The final step is to talk to your users and get their feedback. Find out what users like and dislike about the product. In addition, crowdsource the feedback on how those issues should be addressed. Later, incorporate this feedback into your user story.

The INVEST Principle

So you now have a basic understanding of how to write user stories. However, if you want to make these stories more effective, follow the INVEST principle or agile development mnemonic as explained below:

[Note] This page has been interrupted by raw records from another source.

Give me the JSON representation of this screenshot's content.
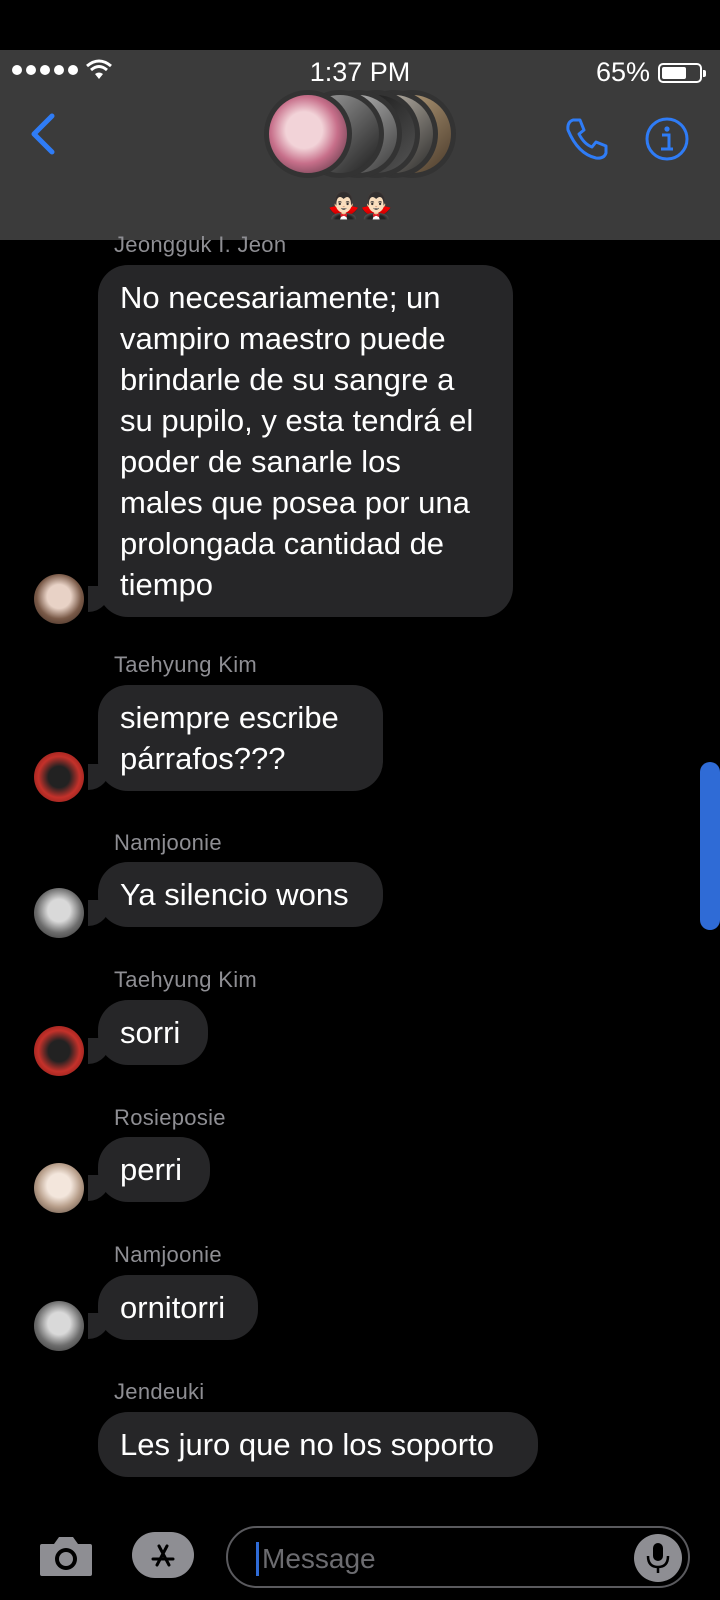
{
  "status_bar": {
    "time": "1:37 PM",
    "battery_percent": "65%",
    "battery_level": 0.65,
    "signal_bars": 5
  },
  "header": {
    "group_emoji": "🧛🏻‍♂️🧛🏻‍♂️",
    "icons": [
      "back-chevron-icon",
      "phone-icon",
      "info-icon"
    ],
    "accent_color": "#2f7cf6",
    "background_color": "#3b3b3b"
  },
  "messages": [
    {
      "sender": "Jeongguk I. Jeon",
      "text": "No necesariamente; un vampiro maestro puede brindarle de su sangre a su pupilo, y esta tendrá el poder de sanarle los males que posea por una prolongada cantidad de tiempo"
    },
    {
      "sender": "Taehyung Kim",
      "text": "siempre escribe párrafos???"
    },
    {
      "sender": "Namjoonie",
      "text": "Ya silencio wons"
    },
    {
      "sender": "Taehyung Kim",
      "text": "sorri"
    },
    {
      "sender": "Rosieposie",
      "text": "perri"
    },
    {
      "sender": "Namjoonie",
      "text": "ornitorri"
    },
    {
      "sender": "Jendeuki",
      "text": "Les juro que no los soporto"
    }
  ],
  "bubble_color": "#262628",
  "composer": {
    "placeholder": "Message",
    "icons": [
      "camera-icon",
      "app-store-icon",
      "microphone-icon"
    ]
  }
}
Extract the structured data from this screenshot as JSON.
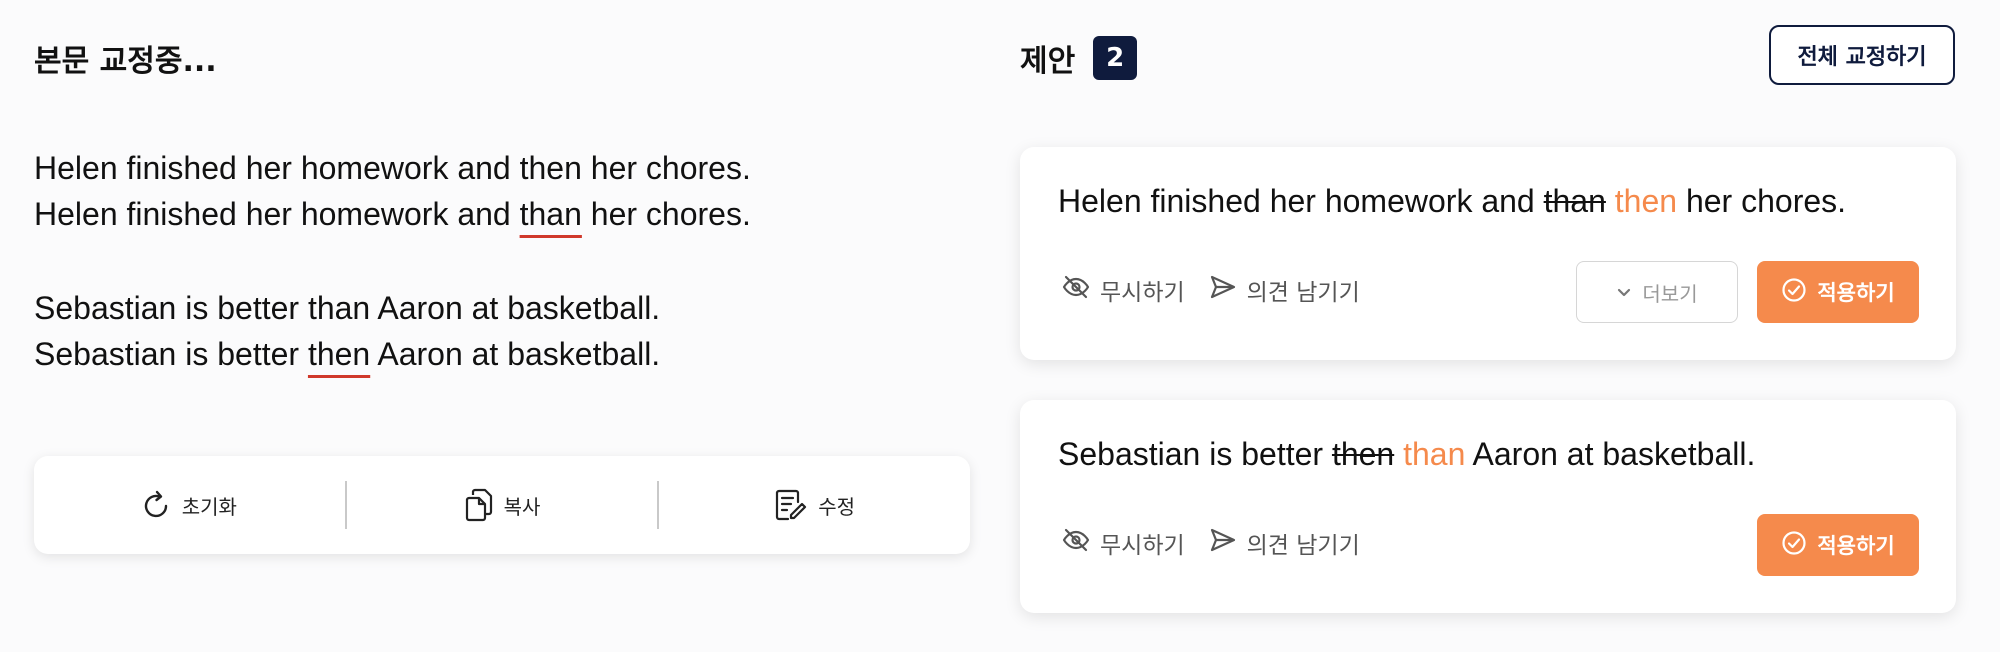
{
  "left": {
    "title": "본문 교정중...",
    "paragraphs": [
      {
        "line1": "Helen finished her homework and then her chores.",
        "line2_before": "Helen finished her homework and ",
        "line2_error": "than",
        "line2_after": " her chores."
      },
      {
        "line1": "Sebastian is better than Aaron at basketball.",
        "line2_before": "Sebastian is better ",
        "line2_error": "then",
        "line2_after": " Aaron at basketball."
      }
    ],
    "toolbar": {
      "reset_label": "초기화",
      "copy_label": "복사",
      "edit_label": "수정"
    }
  },
  "right": {
    "title": "제안",
    "count": "2",
    "fix_all_label": "전체 교정하기",
    "cards": [
      {
        "before": "Helen finished her homework and ",
        "removed": "than",
        "added": "then",
        "after": " her chores.",
        "ignore_label": "무시하기",
        "feedback_label": "의견 남기기",
        "more_label": "더보기",
        "apply_label": "적용하기"
      },
      {
        "before": "Sebastian is better ",
        "removed": "then",
        "added": "than",
        "after": " Aaron at basketball.",
        "ignore_label": "무시하기",
        "feedback_label": "의견 남기기",
        "apply_label": "적용하기"
      }
    ]
  },
  "colors": {
    "accent": "#f58a4c",
    "navy": "#0f1b3d",
    "error_underline": "#d0392b"
  },
  "icons": [
    "reset-icon",
    "copy-icon",
    "edit-icon",
    "eye-off-icon",
    "send-icon",
    "chevron-down-icon",
    "check-circle-icon"
  ]
}
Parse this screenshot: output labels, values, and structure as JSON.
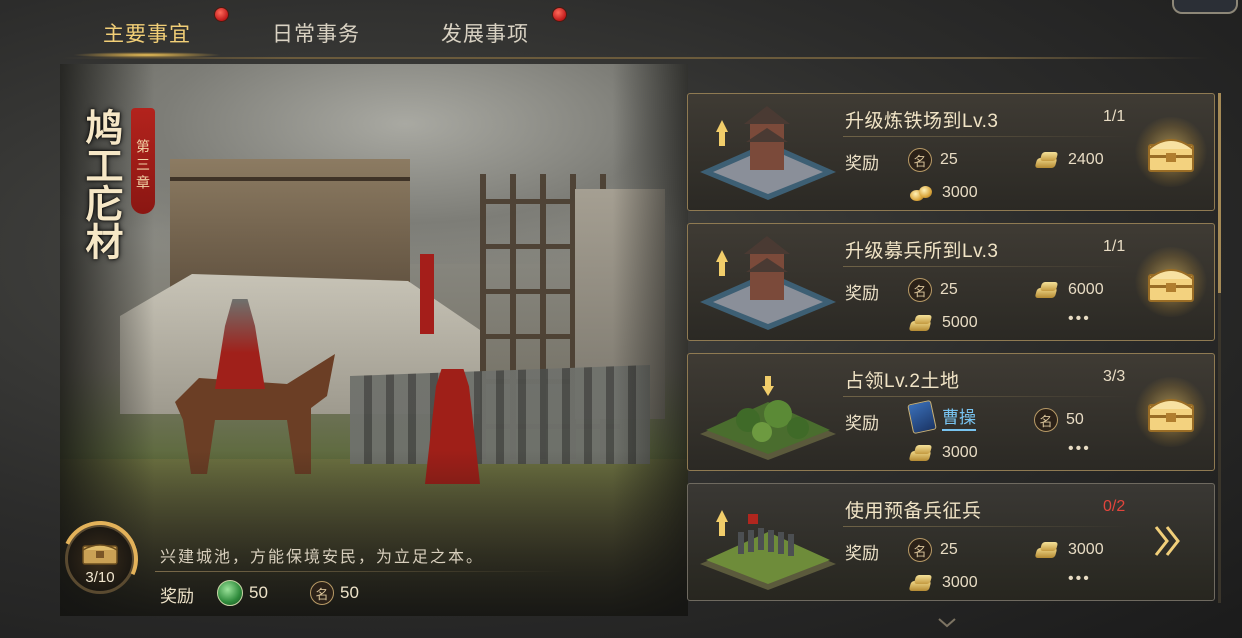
{
  "tabs": [
    {
      "label": "主要事宜",
      "active": true,
      "notify": true
    },
    {
      "label": "日常事务",
      "active": false,
      "notify": false
    },
    {
      "label": "发展事项",
      "active": false,
      "notify": true
    }
  ],
  "chapter": {
    "title": "鸠工庀材",
    "tag": "第三章",
    "progress": "3/10",
    "description": "兴建城池，方能保境安民，为立足之本。",
    "reward_label": "奖励",
    "rewards": [
      {
        "icon": "jade-icon",
        "amount": "50"
      },
      {
        "icon": "ming-icon",
        "amount": "50"
      }
    ]
  },
  "icons": {
    "ming_glyph": "名"
  },
  "quests": [
    {
      "title": "升级炼铁场到Lv.3",
      "count": "1/1",
      "count_color": "#e8dcc4",
      "reward_label": "奖励",
      "rewards": [
        {
          "icon": "ming-icon",
          "amount": "25"
        },
        {
          "icon": "gold-ingot-icon",
          "amount": "2400"
        },
        {
          "icon": "gold-nugget-icon",
          "amount": "3000"
        }
      ],
      "more": "",
      "action": "claim"
    },
    {
      "title": "升级募兵所到Lv.3",
      "count": "1/1",
      "count_color": "#e8dcc4",
      "reward_label": "奖励",
      "rewards": [
        {
          "icon": "ming-icon",
          "amount": "25"
        },
        {
          "icon": "gold-ingot-icon",
          "amount": "6000"
        },
        {
          "icon": "gold-ingot-icon",
          "amount": "5000"
        }
      ],
      "more": "•••",
      "action": "claim"
    },
    {
      "title": "占领Lv.2土地",
      "count": "3/3",
      "count_color": "#e8dcc4",
      "reward_label": "奖励",
      "rewards": [
        {
          "icon": "hero-card-icon",
          "amount": "曹操"
        },
        {
          "icon": "ming-icon",
          "amount": "50"
        },
        {
          "icon": "gold-ingot-icon",
          "amount": "3000"
        }
      ],
      "more": "•••",
      "action": "claim"
    },
    {
      "title": "使用预备兵征兵",
      "count": "0/2",
      "count_color": "#e2453c",
      "reward_label": "奖励",
      "rewards": [
        {
          "icon": "ming-icon",
          "amount": "25"
        },
        {
          "icon": "gold-ingot-icon",
          "amount": "3000"
        },
        {
          "icon": "gold-ingot-icon",
          "amount": "3000"
        }
      ],
      "more": "•••",
      "action": "go"
    }
  ],
  "colors": {
    "accent_gold": "#f2cf77",
    "border": "#8f7a52",
    "alert_red": "#e2453c"
  }
}
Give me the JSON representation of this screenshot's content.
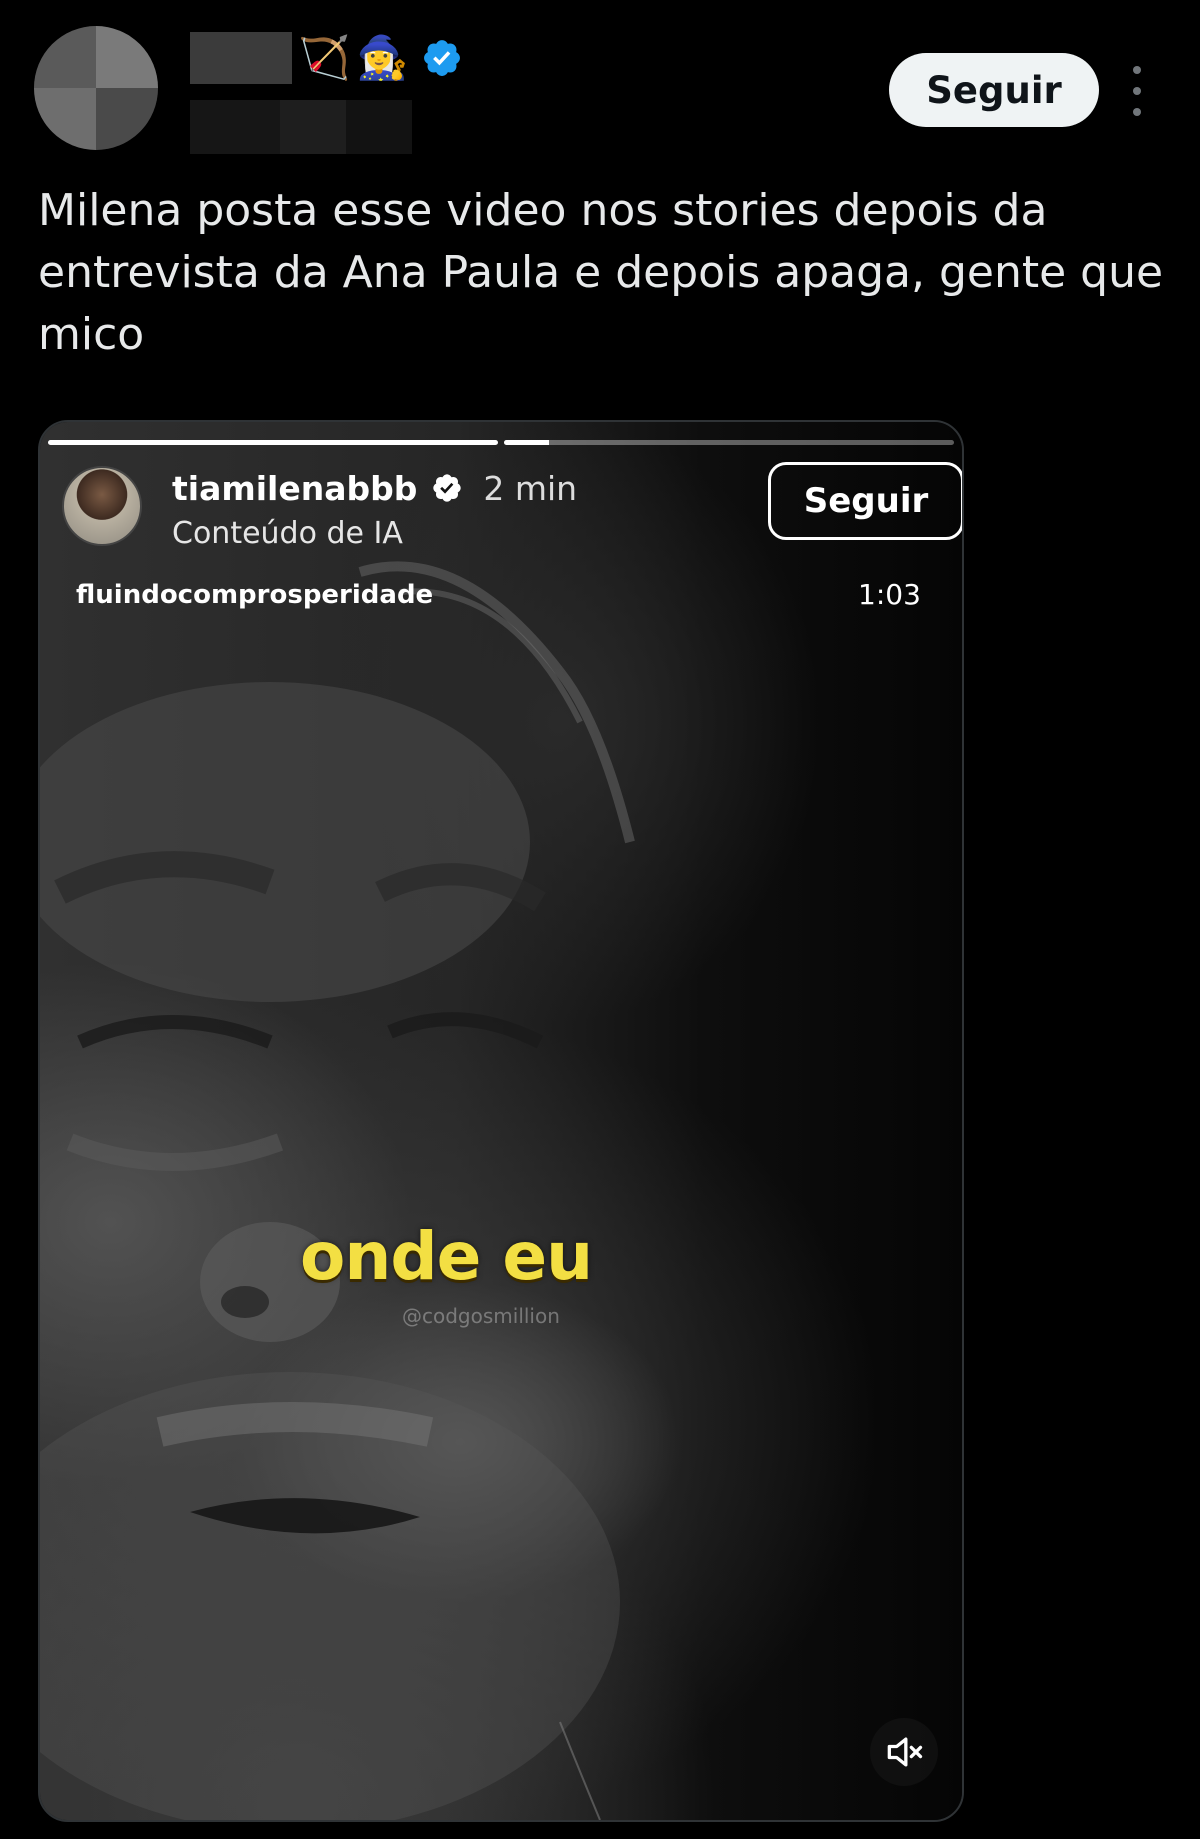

Letter Meaning Description
I Independent Each user story should be self-contained and unique from the others.
N Negotiable User stories must be adaptable and leave room for discussion between customers and product owners.
V Valuable Each user story must provide value to the stakeholders. If you cannot find any value, the story should not be marked "Done."
E Estimable You must always be able to estimate the size of a user story as well as its completion time.
S Small A user story should be small enough to be finished in a sprint. Remember that small stories help you achieve more accurate results than large stories.
T Testable The user story and description must contain all the information required for test development.

Make sure the user story you wrote meets all of the INVEST criteria in order to be both efficient and easy to understand. However, if it does not comply with the INVEST principles, it should be removed from the epic.


Visit our resources to learn more about the Agile framework, agile methodology, and agile manifesto. Talk with our experts about implementing agile practices in your organization.

FAQs - User Story

What are the three Cs of a user story?

The three Cs in the user story stand for Card, Conversation, and Confirmation.

Who writes the user story in a scrum?

In scrum, the user story is usually written by the product owner.

What is included in the user story?

A typical user story is a brief description of the user's problem/need, the actions that must be taken, and the benefit that the feature can provide.

What does the Agile mnemonic INVEST stand for?

INVEST stands for independent, negotiable, valuable, estimable, small, and testable.


Product Marketing Team
The Jile Product Marketing Team is the voice of Jile and is responsible for all strategic marketing initiatives, including sharing various success stories and the value of Jile to all our audiences.

Other Blogs